**PROVIDED RECORDS**.
· · · · · · ·
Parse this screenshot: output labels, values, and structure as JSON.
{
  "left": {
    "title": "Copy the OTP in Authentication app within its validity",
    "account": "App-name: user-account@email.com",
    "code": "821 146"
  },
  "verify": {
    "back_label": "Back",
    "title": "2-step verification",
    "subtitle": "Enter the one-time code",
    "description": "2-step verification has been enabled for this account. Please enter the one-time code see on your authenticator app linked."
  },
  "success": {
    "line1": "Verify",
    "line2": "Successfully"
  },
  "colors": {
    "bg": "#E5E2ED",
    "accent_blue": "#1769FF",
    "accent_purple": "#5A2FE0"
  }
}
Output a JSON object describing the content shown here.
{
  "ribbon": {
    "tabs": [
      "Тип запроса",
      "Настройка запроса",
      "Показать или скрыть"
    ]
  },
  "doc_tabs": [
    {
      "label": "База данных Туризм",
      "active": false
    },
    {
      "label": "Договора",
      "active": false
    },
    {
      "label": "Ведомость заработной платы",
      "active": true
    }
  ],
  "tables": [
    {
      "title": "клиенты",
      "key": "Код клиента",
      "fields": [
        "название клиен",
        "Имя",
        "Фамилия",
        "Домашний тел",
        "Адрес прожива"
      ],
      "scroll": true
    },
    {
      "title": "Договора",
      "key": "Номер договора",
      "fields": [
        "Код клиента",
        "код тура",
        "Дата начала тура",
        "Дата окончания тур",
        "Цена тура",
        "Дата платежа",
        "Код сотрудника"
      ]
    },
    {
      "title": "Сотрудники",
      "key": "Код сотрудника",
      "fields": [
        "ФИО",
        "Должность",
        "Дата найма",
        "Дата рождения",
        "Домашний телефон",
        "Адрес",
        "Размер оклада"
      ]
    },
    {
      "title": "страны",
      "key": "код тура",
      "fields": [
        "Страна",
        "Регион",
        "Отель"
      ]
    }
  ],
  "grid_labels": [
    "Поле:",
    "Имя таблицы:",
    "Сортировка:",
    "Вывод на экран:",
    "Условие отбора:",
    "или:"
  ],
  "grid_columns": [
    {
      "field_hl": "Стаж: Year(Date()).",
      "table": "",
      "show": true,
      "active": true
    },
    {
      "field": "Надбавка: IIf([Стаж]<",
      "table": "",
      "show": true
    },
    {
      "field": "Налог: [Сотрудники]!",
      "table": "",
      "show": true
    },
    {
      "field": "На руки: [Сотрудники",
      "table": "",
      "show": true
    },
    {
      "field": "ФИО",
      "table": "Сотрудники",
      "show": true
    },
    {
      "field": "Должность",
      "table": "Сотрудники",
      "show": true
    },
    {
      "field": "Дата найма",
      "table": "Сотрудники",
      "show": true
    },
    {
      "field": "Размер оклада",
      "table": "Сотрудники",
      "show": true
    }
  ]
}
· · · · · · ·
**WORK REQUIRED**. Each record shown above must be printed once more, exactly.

**EXERCISE ANSWER**.
Parse this screenshot: output labels, values, and structure as JSON.
{
  "left": {
    "title": "Copy the OTP in Authentication app within its validity",
    "account": "App-name: user-account@email.com",
    "code": "821 146"
  },
  "verify": {
    "back_label": "Back",
    "title": "2-step verification",
    "subtitle": "Enter the one-time code",
    "description": "2-step verification has been enabled for this account. Please enter the one-time code see on your authenticator app linked."
  },
  "success": {
    "line1": "Verify",
    "line2": "Successfully"
  },
  "colors": {
    "bg": "#E5E2ED",
    "accent_blue": "#1769FF",
    "accent_purple": "#5A2FE0"
  }
}
Output a JSON object describing the content shown here.
{
  "ribbon": {
    "tabs": [
      "Тип запроса",
      "Настройка запроса",
      "Показать или скрыть"
    ]
  },
  "doc_tabs": [
    {
      "label": "База данных Туризм",
      "active": false
    },
    {
      "label": "Договора",
      "active": false
    },
    {
      "label": "Ведомость заработной платы",
      "active": true
    }
  ],
  "tables": [
    {
      "title": "клиенты",
      "key": "Код клиента",
      "fields": [
        "название клиен",
        "Имя",
        "Фамилия",
        "Домашний тел",
        "Адрес прожива"
      ],
      "scroll": true
    },
    {
      "title": "Договора",
      "key": "Номер договора",
      "fields": [
        "Код клиента",
        "код тура",
        "Дата начала тура",
        "Дата окончания тур",
        "Цена тура",
        "Дата платежа",
        "Код сотрудника"
      ]
    },
    {
      "title": "Сотрудники",
      "key": "Код сотрудника",
      "fields": [
        "ФИО",
        "Должность",
        "Дата найма",
        "Дата рождения",
        "Домашний телефон",
        "Адрес",
        "Размер оклада"
      ]
    },
    {
      "title": "страны",
      "key": "код тура",
      "fields": [
        "Страна",
        "Регион",
        "Отель"
      ]
    }
  ],
  "grid_labels": [
    "Поле:",
    "Имя таблицы:",
    "Сортировка:",
    "Вывод на экран:",
    "Условие отбора:",
    "или:"
  ],
  "grid_columns": [
    {
      "field_hl": "Стаж: Year(Date()).",
      "table": "",
      "show": true,
      "active": true
    },
    {
      "field": "Надбавка: IIf([Стаж]<",
      "table": "",
      "show": true
    },
    {
      "field": "Налог: [Сотрудники]!",
      "table": "",
      "show": true
    },
    {
      "field": "На руки: [Сотрудники",
      "table": "",
      "show": true
    },
    {
      "field": "ФИО",
      "table": "Сотрудники",
      "show": true
    },
    {
      "field": "Должность",
      "table": "Сотрудники",
      "show": true
    },
    {
      "field": "Дата найма",
      "table": "Сотрудники",
      "show": true
    },
    {
      "field": "Размер оклада",
      "table": "Сотрудники",
      "show": true
    }
  ]
}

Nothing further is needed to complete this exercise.